On May 24, residents in the Prior Lake-Savage district will vote on a $150 million referendum that would build a new elementary school, add on to every school building and fund technology improvements.

Several Prior Lake-Savage parents affiliated with an anti-referendum group believe school officials have crossed a line, promoting a pro-referendum, “vote yes” message to students during the school day.

In April, high school seniors were called into a seniors-only meeting about prom and graduation. At the meeting, Superintendent Teri Staloch showed students a district-produced, four-minute referendum video, Staloch said, the same one on the district website.

Staloch didn’t give the full referendum presentation along with the video. She showed it because some seniors are 18 and she wanted to encourage them to vote, she said.

“I’ve taken very seriously my job of sharing factual information” about the referendum, Staloch said. “I felt I was also obligated to share information with our seniors.”

Some parents said they believe Staloch’s actions were inappropriate because she was actively promoting the referendum and an affirmative vote, something school officials shouldn't do according to state law.

“I’m not at all comfortable with using our young students, our youth … as little propaganda robots to get their message out,” said Erin Haust, a parent who is part of the “vote no” group.

The district's marketing materials are clearly geared toward voting yes, Haust said.

But according to a state attorney general opinion issued in 1966, school officials can give presentations to voters as long as they are sharing informational material and don’t take a stance on how residents should vote.

“The basic thing is this — it’s fine to have an informational campaign.
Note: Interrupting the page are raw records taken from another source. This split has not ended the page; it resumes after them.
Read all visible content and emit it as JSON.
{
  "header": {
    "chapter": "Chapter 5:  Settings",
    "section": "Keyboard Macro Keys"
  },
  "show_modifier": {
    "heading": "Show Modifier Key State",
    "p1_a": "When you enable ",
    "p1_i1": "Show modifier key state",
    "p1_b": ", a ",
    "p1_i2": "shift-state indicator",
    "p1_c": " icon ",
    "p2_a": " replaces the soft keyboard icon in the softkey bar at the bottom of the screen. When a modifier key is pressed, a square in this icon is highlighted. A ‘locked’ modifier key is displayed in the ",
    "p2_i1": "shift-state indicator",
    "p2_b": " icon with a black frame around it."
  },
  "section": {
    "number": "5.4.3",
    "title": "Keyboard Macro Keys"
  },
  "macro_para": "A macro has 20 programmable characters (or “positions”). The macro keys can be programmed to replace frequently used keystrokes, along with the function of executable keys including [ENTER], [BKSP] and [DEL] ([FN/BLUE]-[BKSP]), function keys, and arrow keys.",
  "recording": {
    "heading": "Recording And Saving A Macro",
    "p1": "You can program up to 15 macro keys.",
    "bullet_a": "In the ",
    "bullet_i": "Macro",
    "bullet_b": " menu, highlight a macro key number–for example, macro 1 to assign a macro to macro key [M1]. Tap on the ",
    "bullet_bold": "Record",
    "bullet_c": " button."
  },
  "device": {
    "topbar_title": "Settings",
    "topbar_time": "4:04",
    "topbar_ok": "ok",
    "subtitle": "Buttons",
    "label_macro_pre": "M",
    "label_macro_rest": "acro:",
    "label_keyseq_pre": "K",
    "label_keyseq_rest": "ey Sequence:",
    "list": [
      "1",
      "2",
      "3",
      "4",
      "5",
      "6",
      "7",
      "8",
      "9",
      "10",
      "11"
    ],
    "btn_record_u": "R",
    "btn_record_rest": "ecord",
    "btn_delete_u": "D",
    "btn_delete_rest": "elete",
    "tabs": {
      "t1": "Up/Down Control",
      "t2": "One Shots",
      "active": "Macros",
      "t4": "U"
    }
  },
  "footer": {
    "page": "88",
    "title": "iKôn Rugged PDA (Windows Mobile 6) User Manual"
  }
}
Every district does it,” said Greg Abbott, spokesman for the Minnesota School Boards Association. “Unless it says ‘vote yes,’ it’s not breaking any law or rule whatsoever.”

Haust said the superintendent’s actions upset her, even if rules weren't technically broken.

“Just because something is lawful doesn’t mean it’s ethical,” Haust said.